Throughout the scenarios you go through within each mode, you’ll have the chance to get characters to be friend, rivals, masters/teachers, and even spouses to one another. So not only is there a strategic element, but also a sort-of romance and fan-service element too (which is much more detailed than you would expect). For every character that goes through a relationship development, there’s a cutscene that’s pretty cool to witness. This includes custom characters you`ve made as well as the main historical Japanese figures originally in the game.


“For what the game has to offer, it’s a solid entry in the Samurai Warriors series, but should be seen as complimentary to Samurai Warriors 4 and 4-II.” 

Like past instalments, voice acting is only in Japanese with English subtitles so reading is inevitable. There are tons of tunes to listen to while you`re on the battlefield fighting the waves of enemies, and they’re not too shabby. Visually, I`m surprised at just how smooth the gameplay is in this instalment with so many things going on at once. I didn’t encounter any framerate drops whatsoever which is a huge plus for a Warriors/Musou game. In addition, a largely enjoyable factor was the cutscenes available for every character and event that’s present in the game.

Overall Samurai Warriors makes a successful return in this strategic take on the great cast of characters from Samurai Warriors 4-II. Although taking on Samurai Warriors 4: Empires head-on without any experience with past instalments may falter the depth and importance residing behind prominent characters, it’s still a solid mash-up of strategic conquering and hacking and slashing. While the game only offers two modes that barely deviate from each other aside from customizability, there’s an immense amount of replay value and variability that’ll keep you busy for days on end. However, if strategic gameplay isn’t really up your alley, you’re best bet is to stick with its base games instead.
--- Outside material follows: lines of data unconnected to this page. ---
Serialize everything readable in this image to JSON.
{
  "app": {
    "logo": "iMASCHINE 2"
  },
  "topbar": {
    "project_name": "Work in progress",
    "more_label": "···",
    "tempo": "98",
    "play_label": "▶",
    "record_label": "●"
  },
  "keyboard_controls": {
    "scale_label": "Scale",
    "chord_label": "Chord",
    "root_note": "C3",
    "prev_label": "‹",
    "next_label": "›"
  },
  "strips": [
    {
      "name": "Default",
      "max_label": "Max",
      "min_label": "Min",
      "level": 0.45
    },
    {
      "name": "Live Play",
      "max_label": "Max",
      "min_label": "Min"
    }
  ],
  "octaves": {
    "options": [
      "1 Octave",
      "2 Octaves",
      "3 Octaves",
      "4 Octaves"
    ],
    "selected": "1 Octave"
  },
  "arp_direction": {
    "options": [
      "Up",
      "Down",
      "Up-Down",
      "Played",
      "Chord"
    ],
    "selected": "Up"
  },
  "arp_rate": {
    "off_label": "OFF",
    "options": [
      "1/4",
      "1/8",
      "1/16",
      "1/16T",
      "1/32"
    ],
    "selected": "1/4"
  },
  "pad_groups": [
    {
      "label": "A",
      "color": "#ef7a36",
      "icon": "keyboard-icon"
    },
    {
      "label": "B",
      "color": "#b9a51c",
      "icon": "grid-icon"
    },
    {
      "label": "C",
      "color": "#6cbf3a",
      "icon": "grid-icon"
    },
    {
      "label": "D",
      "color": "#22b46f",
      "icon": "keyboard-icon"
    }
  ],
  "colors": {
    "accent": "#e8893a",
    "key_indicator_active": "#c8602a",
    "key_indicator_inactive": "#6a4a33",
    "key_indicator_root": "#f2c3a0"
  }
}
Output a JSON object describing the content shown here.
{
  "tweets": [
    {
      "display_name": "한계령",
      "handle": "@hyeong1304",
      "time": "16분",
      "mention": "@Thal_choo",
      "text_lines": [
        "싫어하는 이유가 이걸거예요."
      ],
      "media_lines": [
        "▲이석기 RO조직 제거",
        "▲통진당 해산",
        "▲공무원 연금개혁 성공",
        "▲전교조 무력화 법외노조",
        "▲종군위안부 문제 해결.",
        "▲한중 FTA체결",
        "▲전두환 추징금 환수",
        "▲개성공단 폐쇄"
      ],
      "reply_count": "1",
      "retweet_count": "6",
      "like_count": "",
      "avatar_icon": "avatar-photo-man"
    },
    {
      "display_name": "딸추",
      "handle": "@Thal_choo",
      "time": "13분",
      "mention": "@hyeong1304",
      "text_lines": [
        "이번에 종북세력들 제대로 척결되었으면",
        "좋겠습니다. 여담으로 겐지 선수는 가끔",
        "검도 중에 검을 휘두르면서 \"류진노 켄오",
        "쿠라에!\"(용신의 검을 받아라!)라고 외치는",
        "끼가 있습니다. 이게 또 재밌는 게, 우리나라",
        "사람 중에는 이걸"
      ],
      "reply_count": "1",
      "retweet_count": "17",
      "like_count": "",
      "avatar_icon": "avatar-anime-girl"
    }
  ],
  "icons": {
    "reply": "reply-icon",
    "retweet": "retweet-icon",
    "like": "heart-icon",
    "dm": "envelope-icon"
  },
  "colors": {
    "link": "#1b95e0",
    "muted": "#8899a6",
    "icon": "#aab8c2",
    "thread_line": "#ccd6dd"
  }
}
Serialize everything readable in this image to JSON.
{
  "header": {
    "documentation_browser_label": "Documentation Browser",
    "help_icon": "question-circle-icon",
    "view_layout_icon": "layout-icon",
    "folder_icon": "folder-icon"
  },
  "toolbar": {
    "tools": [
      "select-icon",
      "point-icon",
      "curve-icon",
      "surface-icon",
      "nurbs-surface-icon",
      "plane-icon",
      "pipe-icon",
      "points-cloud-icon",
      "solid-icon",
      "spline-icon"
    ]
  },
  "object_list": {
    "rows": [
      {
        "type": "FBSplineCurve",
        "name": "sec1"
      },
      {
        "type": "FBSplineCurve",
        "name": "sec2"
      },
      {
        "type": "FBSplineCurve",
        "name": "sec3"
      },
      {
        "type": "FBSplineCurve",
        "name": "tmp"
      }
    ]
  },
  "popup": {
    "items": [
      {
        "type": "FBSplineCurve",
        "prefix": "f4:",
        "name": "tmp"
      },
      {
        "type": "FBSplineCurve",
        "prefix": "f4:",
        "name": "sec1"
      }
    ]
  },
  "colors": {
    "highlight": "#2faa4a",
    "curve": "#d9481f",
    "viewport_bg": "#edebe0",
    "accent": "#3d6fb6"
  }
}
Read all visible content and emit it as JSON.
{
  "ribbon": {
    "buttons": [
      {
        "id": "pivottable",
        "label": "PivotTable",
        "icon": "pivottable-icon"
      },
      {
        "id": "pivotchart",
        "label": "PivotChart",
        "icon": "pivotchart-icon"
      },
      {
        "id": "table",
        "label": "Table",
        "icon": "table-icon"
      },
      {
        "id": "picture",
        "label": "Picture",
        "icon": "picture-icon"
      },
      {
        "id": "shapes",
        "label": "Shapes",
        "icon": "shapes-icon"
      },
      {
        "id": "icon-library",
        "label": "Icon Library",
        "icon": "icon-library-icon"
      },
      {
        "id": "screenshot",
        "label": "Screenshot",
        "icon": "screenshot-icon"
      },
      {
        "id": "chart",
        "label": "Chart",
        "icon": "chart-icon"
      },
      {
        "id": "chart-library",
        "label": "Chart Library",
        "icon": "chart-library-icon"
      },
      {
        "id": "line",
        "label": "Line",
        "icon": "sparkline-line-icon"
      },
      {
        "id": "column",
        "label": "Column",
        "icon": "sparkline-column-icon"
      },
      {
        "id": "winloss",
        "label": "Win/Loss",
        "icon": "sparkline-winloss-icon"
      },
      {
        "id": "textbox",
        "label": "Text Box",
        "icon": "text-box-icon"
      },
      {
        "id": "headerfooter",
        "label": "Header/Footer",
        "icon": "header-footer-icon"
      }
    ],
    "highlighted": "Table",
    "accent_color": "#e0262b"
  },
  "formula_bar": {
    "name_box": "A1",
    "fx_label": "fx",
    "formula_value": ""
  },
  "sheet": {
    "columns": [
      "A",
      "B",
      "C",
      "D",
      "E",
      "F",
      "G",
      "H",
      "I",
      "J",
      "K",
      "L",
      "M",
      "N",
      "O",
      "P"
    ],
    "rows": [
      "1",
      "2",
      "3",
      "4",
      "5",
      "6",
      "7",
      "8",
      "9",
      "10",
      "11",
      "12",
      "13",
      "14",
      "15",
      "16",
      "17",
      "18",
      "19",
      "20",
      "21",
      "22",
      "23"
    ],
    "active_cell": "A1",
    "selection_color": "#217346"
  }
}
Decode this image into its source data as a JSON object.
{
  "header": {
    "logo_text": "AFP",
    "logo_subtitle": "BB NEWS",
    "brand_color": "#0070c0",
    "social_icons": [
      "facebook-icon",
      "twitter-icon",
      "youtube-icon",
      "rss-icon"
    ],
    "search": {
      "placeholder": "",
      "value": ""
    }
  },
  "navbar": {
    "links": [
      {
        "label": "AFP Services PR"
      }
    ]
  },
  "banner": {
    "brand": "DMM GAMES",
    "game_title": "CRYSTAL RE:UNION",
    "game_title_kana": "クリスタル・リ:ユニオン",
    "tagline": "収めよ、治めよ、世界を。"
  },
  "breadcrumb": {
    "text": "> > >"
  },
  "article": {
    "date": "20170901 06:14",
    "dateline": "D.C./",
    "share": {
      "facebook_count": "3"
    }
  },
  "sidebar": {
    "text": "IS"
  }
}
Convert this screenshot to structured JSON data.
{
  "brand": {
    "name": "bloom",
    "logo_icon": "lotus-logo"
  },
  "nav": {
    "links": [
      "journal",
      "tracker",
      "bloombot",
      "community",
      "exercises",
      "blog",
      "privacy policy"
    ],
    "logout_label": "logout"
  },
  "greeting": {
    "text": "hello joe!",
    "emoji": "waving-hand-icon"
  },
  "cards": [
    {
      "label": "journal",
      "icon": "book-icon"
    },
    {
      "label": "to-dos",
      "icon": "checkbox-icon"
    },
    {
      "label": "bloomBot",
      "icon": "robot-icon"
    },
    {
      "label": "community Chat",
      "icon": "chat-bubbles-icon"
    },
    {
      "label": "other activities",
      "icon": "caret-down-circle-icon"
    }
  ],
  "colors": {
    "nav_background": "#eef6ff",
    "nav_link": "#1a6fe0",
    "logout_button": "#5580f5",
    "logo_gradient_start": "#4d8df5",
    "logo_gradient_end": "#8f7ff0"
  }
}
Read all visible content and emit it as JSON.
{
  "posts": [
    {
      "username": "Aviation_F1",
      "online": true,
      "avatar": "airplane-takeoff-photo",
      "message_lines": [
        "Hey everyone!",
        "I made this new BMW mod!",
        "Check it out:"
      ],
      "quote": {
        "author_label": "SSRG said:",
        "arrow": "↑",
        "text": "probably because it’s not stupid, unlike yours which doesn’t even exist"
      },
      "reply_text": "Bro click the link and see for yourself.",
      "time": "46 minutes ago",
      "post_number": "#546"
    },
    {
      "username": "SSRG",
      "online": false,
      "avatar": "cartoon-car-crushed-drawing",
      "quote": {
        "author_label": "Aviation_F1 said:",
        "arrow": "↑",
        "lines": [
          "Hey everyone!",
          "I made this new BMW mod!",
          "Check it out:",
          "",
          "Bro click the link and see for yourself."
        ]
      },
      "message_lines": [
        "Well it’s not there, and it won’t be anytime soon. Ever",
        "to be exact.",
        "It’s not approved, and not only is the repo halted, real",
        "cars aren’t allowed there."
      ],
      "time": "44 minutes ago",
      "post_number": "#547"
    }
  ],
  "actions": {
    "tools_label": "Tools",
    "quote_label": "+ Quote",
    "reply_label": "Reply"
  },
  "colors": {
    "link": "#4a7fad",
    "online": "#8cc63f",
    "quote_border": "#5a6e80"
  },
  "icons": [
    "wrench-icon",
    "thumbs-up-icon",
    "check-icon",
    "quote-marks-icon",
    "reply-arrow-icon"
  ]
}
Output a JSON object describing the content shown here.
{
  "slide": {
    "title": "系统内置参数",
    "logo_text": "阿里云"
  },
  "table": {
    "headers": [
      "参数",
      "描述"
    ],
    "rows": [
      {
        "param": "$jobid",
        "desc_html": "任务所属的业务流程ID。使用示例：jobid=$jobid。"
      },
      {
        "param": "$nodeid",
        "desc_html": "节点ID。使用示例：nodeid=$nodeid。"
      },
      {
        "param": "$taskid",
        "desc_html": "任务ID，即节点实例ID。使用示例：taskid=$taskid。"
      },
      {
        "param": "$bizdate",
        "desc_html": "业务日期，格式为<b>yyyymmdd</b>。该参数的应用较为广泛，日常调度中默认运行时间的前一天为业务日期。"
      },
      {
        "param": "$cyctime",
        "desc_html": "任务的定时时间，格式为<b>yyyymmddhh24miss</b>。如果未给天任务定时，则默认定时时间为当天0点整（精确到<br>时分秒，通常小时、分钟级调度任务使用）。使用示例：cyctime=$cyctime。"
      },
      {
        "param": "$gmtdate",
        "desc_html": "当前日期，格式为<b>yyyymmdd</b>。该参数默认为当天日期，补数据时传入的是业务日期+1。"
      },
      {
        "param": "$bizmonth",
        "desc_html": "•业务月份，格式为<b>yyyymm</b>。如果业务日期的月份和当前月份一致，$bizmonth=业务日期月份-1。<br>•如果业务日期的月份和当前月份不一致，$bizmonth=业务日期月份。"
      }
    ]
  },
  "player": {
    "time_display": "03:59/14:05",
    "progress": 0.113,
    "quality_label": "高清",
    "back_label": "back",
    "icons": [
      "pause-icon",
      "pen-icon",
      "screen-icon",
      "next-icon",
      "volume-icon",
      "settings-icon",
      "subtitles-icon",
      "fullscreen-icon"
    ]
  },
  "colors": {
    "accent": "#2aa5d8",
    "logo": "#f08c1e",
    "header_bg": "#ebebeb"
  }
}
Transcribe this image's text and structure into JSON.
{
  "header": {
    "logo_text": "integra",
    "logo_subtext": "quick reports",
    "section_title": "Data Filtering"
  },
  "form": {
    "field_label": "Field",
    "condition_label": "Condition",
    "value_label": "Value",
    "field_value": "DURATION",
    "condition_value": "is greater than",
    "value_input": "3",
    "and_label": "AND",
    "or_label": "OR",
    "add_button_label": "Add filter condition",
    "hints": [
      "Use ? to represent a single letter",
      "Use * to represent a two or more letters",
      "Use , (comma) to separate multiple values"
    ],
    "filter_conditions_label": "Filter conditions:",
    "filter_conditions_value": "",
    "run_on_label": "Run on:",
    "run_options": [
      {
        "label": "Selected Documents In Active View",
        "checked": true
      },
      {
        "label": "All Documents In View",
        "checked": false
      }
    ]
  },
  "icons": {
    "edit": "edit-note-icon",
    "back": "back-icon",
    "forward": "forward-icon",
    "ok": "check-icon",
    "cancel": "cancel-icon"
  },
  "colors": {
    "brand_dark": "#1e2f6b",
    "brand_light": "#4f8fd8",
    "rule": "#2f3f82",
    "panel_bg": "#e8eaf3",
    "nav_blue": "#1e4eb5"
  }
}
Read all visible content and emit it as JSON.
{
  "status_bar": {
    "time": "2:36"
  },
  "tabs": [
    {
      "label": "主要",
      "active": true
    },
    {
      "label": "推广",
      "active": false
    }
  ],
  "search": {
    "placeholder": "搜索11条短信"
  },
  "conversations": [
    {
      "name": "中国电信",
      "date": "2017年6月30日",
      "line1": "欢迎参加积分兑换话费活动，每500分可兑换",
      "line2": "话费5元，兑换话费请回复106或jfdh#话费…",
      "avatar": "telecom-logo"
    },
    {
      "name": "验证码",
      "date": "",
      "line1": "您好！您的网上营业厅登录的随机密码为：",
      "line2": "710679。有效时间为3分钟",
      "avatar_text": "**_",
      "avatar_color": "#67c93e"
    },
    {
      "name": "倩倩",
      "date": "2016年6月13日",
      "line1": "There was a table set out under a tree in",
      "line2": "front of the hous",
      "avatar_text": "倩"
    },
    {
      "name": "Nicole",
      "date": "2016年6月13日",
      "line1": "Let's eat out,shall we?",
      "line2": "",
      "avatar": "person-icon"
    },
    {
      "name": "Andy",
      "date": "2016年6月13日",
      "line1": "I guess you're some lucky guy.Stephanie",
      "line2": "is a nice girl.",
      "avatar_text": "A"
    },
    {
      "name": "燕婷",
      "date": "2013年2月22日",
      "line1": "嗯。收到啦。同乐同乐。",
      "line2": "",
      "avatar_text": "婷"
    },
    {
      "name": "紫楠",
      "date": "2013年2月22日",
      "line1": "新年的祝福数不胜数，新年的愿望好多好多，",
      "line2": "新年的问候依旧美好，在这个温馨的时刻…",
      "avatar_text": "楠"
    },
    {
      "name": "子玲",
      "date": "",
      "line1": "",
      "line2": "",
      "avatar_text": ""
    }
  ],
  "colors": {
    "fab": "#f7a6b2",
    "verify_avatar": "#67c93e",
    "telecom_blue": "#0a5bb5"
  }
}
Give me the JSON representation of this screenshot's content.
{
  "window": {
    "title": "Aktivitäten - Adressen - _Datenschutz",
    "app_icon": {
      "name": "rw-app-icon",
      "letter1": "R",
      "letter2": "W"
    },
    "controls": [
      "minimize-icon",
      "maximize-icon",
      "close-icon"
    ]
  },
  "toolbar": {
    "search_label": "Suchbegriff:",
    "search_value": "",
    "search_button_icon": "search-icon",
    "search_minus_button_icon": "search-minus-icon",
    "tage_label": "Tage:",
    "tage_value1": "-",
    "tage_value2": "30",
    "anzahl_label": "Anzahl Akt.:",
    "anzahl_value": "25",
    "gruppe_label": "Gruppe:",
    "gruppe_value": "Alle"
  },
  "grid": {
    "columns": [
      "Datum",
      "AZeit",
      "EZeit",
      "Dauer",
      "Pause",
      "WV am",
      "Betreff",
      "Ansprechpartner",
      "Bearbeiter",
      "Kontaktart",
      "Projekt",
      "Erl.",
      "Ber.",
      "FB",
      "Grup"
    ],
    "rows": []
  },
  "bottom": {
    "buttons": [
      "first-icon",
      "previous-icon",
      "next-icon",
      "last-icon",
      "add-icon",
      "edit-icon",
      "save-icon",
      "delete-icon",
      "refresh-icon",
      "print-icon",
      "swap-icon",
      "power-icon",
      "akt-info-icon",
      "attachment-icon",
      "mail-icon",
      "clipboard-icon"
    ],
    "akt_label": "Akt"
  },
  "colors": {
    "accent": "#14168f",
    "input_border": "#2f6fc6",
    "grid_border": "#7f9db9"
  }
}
For what the game has to offer, it’s a solid entry in the Samurai Warriors series, but should be seen as complimentary to Samurai Warriors 4 and 4-II.

*** PS4 copy provided by the publisher ***

The Good

  • Customizability/variability
  • Smooth gameplay
  • Detailed strategic elements
  • High quality cutscenes for all characters

The Bad

  • Only two modes that aren’t very different
  • Very much complimenting its base games